Mr. Tipping : To ask the Secretary of State for Wales in how many cases payments to farmers and landowners under the arable area payments scheme have been withheld or recovered in Wales ; what is the amount of money withheld or recovered in each case ; and if he will make a statement.
Mr. Redwood : Every case in which payments may be withheld or recovered is examined very carefully and applicants have an opportunity to comment before a final decision is taken. This means that it is possible to provide only very provisional figures at this stage. Some 30 payments have so far been reduced or withheld entirely, but there are further cases still under consideration. These figures exclude penalties for late applications and adjustments made following corrections notified by the applicant under the special arrangements which applied in 1993 for dealing with genuine errors. The total amounts withheld in individual cases vary considerably.
Mr. Morgan : To ask the Secretary of State for Wales if he will place a copy in the Library of each annual audit and any quinquennial value for money or other extraordinary audit of the Health Promotion Authority for Wales and Heartbeat Wales.
Mr. Gwilym Jones : The summarised accounts of the Health Promotion Authority for Wales, which on its establishment on 1 April 1987 took over responsibility for Heartbeat Wales, are audited by the Comptroller and Auditor General each year and are laid before the House.
Mr. Hinchliffe : To ask the Secretary of State for Health what is the number of respite beds for (a) elderly people, (b) people with a mental illness and (c) people with learning difficulties in each year since 1979.
Mr. Bowis : Places for respite care are not separately identified on the routine statistical returns. The closest available information concerns local authority-arranged short-term placements but these figures include not only residents receiving respite care but those admitted for other reasons, such as assessment, emergency and phased care.
Ms Primarolo : To ask the Secretary of State for Health how many (a) consultant paediatricians, (b) specialist trained paediatric nurses and (c) hospital nurses have been employed in the Trent region in each of the last five years.
Hospital nurses, qualified nurses in paediatric area of work and consultant paediatricians-Trent region at 30 September 1988 to 1992, excluding agency and locum staff Whole-time |1988 |1989 |1990 |1991 |1992 equivalents --------------------------------------------------------------------------------------------- Consultant paediatrics/ paediatric neurology |60 |60 |60 |70 |70 Qualified paediatric nursing staff |840 |910 |960 |1,020 |1,020 Hospital nurses |31,930 |31,900 |31,910 |31,660 |29,530 Project 2000 |- |- |- |- |1,090 Community nurses |4,210 |4,150 |4,140 |4,190 |4,160 Hospital midwives |1,650 |1,650 |1,710 |1,630 |1,600 Notes 1. All figures are rounded to the nearest 10. 2. Qualified paediatric nursing staff include some who may not be registered RSCNs. 3. Project 2000 nursing statistics supplied by Trent RHA. 4. Community nursing staff includes those in primary health care-such as health visiting, district nursing, school nursing etc-and community midwives.
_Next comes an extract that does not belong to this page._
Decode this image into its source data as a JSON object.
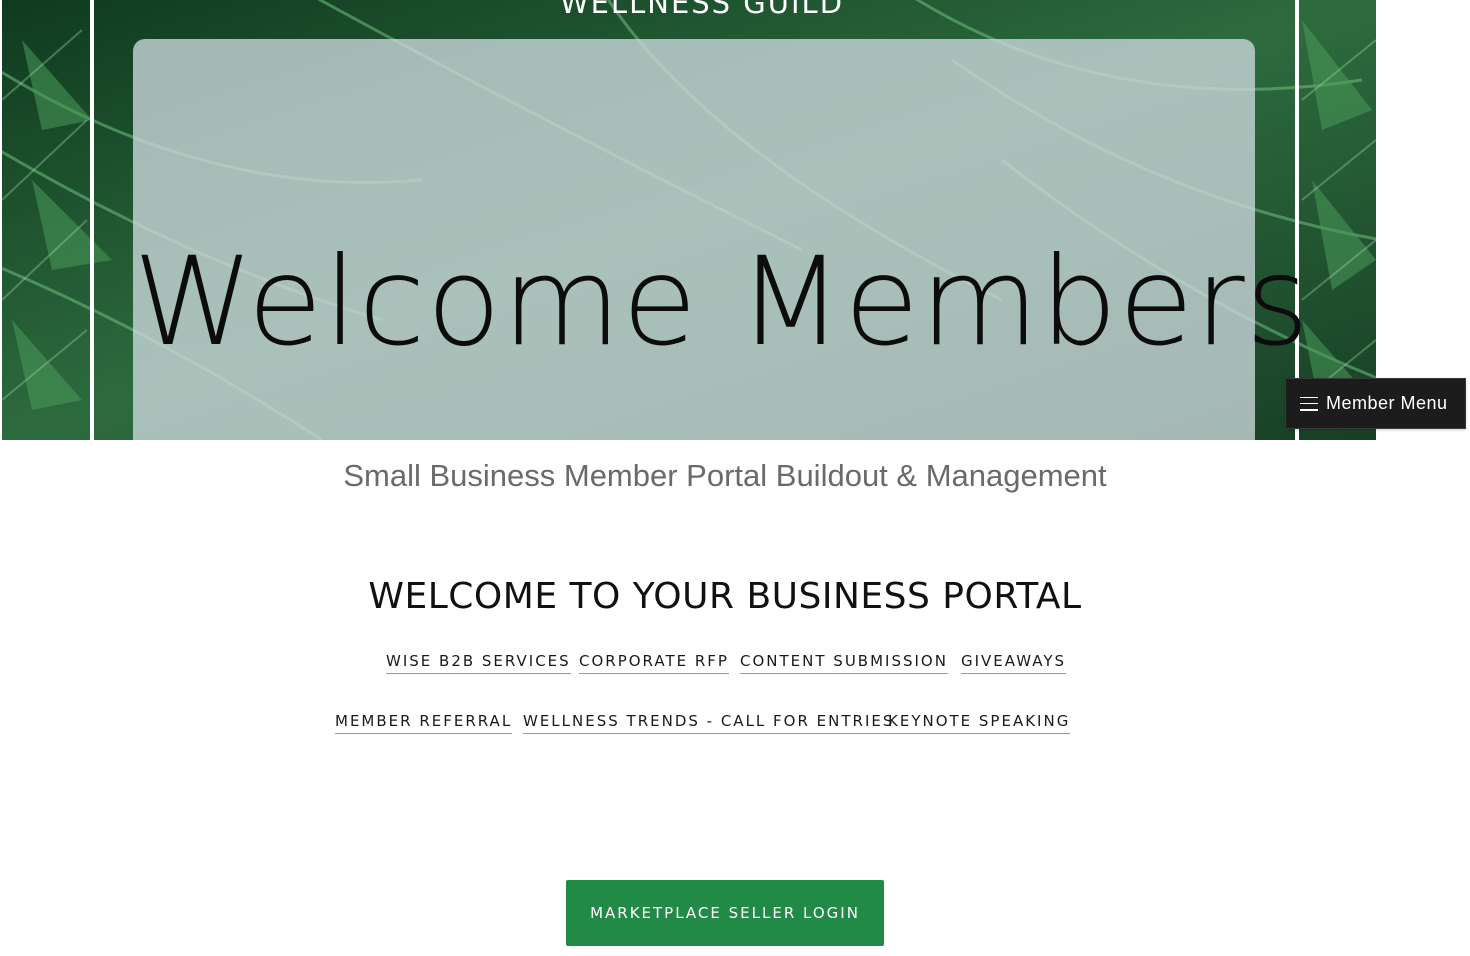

Ms Walley : To ask the Secretary of State for Health (1) if she will investigate the extent to which the specification on which the tendering procedure for the patient transport service contracts in North Staffordshire was based matches the existing level of PTS ; (2) if she will investigate whether the specification on which the successful bid for the passenger transport service
Column 193contract in North Staffordshire is based takes precise account of high-dependency cases transported between different clinics and units ; and if she will make a statement.